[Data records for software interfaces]
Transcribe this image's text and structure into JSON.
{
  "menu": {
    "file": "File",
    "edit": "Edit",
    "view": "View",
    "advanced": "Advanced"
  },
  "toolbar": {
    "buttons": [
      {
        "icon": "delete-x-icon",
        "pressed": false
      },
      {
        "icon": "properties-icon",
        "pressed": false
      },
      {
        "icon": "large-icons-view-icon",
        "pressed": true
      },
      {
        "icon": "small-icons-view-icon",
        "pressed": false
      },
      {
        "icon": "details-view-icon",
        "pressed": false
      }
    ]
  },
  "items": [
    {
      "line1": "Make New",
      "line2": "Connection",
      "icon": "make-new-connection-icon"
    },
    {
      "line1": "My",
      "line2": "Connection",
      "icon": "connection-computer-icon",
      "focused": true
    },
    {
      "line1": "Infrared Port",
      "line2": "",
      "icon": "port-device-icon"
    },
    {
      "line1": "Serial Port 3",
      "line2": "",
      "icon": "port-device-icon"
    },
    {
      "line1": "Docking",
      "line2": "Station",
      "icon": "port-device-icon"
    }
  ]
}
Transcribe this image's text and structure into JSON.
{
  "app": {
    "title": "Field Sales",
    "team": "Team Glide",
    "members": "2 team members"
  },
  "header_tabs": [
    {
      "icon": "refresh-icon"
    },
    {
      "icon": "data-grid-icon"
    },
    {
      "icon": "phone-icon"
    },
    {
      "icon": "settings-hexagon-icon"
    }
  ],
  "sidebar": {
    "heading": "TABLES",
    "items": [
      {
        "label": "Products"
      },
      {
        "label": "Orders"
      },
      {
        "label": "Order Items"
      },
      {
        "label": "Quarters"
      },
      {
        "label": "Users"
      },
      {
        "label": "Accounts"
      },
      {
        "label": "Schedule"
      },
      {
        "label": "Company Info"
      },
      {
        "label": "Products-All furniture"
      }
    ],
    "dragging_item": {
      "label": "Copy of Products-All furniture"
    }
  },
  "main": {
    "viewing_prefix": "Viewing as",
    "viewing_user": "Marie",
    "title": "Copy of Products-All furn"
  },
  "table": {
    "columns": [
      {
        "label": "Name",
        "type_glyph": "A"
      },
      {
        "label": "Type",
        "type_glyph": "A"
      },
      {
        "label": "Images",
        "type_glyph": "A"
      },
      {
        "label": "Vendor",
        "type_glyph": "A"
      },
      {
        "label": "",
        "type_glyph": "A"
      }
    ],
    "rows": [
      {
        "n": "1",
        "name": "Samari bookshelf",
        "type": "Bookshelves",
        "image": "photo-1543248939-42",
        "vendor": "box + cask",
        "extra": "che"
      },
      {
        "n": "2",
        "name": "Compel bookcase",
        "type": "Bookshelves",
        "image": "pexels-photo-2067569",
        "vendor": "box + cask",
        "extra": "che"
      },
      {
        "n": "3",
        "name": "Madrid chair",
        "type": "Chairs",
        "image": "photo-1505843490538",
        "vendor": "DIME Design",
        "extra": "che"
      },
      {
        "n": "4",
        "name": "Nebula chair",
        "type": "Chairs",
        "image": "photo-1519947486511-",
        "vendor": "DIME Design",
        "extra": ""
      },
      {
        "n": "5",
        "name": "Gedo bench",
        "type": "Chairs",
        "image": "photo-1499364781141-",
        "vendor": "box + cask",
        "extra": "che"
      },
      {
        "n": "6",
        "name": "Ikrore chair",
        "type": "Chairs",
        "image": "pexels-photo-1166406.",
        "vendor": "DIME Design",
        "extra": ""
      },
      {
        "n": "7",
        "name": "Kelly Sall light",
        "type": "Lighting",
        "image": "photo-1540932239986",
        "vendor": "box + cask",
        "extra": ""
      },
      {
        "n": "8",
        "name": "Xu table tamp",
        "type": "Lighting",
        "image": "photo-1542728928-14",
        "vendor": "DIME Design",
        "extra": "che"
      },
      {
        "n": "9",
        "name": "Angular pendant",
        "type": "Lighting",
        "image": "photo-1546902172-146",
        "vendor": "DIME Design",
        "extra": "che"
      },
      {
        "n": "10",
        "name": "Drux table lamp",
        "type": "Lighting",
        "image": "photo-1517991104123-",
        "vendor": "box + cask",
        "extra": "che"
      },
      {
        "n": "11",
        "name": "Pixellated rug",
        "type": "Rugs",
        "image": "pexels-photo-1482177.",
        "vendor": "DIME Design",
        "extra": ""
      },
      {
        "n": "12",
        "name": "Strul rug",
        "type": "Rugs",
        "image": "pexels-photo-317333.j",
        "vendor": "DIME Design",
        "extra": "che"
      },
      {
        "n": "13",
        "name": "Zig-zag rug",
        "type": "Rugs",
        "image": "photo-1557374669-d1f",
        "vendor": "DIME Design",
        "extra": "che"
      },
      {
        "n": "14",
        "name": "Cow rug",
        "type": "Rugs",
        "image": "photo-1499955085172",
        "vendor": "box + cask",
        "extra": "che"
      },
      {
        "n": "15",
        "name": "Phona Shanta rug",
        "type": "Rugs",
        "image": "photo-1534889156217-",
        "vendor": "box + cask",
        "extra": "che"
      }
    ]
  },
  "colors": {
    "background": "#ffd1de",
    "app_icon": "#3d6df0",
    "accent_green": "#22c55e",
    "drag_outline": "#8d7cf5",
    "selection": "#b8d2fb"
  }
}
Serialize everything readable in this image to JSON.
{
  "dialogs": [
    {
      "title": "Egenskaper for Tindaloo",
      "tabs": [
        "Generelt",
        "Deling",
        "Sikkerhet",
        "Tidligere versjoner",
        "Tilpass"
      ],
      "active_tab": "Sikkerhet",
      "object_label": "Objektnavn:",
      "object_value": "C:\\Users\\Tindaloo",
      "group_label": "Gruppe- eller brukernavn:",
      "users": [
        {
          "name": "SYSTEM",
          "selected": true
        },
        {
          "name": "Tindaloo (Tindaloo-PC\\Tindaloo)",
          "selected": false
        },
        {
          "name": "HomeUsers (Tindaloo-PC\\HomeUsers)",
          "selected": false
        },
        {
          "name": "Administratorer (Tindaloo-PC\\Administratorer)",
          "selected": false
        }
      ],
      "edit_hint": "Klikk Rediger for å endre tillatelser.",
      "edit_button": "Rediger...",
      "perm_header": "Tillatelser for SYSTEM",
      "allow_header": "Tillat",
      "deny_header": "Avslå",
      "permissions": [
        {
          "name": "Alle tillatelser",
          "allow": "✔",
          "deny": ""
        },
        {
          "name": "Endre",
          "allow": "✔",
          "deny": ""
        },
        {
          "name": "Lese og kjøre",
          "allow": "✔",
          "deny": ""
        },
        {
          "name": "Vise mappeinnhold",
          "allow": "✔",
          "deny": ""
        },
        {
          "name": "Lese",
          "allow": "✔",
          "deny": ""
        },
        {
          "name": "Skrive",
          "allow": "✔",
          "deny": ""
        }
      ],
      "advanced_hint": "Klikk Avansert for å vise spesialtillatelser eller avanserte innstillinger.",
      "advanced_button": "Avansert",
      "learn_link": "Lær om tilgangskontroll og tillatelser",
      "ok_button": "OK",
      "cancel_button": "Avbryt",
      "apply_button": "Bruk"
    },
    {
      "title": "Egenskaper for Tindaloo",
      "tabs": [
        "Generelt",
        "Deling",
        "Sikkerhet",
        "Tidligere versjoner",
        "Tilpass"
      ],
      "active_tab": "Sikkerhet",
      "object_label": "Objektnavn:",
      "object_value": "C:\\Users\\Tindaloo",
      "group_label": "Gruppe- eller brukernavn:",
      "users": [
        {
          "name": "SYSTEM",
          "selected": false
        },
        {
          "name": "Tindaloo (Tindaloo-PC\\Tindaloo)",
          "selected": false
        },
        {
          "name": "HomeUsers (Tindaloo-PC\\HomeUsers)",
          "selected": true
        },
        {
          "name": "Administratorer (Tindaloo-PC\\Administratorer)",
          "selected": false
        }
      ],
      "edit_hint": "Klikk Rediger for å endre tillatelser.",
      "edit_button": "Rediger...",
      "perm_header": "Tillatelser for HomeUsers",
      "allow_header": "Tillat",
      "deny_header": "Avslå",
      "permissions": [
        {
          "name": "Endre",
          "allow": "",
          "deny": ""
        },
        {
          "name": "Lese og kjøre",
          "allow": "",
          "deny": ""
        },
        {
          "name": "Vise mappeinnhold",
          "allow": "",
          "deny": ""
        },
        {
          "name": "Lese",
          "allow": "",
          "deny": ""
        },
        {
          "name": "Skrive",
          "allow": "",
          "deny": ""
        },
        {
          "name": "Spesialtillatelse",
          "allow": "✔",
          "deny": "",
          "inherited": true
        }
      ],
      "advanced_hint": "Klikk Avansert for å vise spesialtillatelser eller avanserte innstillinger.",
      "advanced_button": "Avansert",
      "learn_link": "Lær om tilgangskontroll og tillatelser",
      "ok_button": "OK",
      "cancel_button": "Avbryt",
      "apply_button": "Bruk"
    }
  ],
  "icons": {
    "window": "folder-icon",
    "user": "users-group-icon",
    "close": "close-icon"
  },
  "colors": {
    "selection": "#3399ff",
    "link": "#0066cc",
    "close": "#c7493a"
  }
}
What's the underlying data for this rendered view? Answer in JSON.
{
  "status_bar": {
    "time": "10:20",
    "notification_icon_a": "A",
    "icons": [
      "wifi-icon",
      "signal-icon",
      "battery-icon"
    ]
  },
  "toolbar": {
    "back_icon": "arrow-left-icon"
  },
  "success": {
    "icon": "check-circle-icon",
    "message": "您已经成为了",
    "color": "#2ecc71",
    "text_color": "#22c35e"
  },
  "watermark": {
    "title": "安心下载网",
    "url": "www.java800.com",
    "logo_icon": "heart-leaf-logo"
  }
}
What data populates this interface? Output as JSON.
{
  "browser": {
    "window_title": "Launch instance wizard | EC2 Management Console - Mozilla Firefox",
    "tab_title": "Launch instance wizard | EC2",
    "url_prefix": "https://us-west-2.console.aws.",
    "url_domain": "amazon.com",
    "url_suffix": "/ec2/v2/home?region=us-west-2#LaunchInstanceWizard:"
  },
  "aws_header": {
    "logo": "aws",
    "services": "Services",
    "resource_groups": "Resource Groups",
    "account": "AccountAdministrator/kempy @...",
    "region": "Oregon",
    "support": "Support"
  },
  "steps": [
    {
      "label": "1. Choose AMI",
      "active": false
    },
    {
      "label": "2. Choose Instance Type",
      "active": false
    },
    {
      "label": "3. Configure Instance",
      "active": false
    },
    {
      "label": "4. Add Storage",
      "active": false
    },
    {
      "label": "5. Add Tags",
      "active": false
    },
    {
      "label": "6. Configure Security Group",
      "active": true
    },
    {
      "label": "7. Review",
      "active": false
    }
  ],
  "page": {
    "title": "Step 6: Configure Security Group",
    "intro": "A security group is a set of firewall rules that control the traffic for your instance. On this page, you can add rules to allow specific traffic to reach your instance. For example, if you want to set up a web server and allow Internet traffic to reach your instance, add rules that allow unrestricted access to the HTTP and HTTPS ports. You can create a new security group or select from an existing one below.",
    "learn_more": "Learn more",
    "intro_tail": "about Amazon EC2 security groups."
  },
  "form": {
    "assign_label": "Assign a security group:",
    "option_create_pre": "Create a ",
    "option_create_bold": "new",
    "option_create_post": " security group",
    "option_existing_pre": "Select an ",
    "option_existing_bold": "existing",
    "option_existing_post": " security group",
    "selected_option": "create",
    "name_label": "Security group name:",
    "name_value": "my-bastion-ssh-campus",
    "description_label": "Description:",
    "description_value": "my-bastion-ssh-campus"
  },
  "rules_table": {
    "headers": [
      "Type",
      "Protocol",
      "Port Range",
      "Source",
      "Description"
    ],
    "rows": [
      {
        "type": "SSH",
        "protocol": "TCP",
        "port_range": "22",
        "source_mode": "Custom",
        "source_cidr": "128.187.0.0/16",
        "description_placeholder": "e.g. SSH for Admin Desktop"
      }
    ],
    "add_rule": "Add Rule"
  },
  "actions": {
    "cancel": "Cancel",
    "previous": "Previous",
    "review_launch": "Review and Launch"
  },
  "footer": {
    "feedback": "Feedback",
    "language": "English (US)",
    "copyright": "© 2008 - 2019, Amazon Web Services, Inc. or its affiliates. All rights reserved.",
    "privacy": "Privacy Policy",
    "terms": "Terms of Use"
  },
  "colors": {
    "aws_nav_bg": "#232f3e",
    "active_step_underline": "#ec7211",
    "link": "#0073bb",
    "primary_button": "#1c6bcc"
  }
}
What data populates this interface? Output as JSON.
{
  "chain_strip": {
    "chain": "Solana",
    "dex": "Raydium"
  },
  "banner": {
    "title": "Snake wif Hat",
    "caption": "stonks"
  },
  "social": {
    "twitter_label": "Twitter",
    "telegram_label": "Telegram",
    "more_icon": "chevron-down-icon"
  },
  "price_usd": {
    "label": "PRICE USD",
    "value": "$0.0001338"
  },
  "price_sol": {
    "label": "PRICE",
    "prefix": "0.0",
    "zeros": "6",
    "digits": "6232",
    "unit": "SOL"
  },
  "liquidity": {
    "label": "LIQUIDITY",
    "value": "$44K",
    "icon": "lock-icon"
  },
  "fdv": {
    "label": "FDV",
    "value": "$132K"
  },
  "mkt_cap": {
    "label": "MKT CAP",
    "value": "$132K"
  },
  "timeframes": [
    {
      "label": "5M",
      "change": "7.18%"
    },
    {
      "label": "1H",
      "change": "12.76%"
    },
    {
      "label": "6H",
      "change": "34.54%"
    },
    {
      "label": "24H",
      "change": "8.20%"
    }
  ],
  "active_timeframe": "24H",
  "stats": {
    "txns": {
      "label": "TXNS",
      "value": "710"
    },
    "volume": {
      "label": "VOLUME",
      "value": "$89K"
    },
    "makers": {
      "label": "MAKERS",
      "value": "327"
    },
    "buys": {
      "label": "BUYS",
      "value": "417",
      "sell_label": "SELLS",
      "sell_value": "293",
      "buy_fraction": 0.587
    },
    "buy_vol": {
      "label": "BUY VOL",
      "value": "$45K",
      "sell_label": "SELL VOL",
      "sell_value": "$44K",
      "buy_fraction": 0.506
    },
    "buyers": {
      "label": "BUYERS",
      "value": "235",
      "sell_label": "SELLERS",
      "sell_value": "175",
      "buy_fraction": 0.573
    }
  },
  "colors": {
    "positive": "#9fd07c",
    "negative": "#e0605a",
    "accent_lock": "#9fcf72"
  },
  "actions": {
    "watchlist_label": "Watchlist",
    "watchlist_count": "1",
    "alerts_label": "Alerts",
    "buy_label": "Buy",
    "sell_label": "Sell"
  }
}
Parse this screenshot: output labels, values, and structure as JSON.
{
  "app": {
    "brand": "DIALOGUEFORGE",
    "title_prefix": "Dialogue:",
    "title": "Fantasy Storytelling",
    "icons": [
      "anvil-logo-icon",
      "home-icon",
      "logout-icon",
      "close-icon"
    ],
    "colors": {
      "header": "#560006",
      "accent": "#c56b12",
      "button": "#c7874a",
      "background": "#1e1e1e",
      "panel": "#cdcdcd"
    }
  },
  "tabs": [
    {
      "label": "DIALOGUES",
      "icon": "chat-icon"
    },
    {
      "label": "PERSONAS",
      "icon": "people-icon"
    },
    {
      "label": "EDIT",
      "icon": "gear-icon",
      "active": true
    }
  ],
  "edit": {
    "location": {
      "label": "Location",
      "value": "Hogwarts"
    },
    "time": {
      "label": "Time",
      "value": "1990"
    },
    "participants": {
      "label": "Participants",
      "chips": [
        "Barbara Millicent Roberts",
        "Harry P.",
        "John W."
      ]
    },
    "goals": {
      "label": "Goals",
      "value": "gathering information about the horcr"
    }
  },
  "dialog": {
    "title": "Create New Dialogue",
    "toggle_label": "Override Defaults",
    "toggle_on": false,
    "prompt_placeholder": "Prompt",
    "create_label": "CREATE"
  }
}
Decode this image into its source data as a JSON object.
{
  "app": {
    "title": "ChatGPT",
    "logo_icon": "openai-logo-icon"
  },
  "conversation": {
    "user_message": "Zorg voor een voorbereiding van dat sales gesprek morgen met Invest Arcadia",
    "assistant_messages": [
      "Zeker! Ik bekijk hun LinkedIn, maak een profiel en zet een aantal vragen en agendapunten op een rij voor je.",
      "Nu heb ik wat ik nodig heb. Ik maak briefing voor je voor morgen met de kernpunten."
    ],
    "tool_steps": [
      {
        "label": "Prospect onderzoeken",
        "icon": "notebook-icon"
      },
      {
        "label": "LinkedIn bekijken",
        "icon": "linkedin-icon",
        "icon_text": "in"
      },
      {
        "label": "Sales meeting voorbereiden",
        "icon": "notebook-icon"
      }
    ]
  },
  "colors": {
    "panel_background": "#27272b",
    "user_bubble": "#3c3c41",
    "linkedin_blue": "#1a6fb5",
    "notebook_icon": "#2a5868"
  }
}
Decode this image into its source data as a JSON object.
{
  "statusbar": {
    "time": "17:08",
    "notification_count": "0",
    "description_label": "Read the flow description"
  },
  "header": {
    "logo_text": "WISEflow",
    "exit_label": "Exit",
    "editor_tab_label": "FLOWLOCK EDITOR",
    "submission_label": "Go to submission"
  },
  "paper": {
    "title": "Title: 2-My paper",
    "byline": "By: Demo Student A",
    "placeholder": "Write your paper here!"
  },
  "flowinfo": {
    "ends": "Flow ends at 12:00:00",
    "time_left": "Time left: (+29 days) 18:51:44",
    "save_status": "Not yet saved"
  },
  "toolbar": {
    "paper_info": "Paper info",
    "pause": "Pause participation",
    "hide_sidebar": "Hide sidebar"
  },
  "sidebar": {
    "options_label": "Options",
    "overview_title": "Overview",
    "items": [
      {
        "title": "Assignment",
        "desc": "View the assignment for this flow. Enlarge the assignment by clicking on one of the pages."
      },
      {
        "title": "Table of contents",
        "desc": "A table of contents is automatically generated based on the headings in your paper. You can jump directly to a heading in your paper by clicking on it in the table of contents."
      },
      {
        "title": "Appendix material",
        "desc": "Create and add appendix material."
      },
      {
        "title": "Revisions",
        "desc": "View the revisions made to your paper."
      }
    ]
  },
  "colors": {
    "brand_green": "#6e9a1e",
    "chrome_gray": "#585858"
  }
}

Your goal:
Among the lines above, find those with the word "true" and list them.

Solution to this task:
        "pressed": true
      "focused": true
          "selected": true
          "selected": true
          "inherited": true
      "active": true
      "active": true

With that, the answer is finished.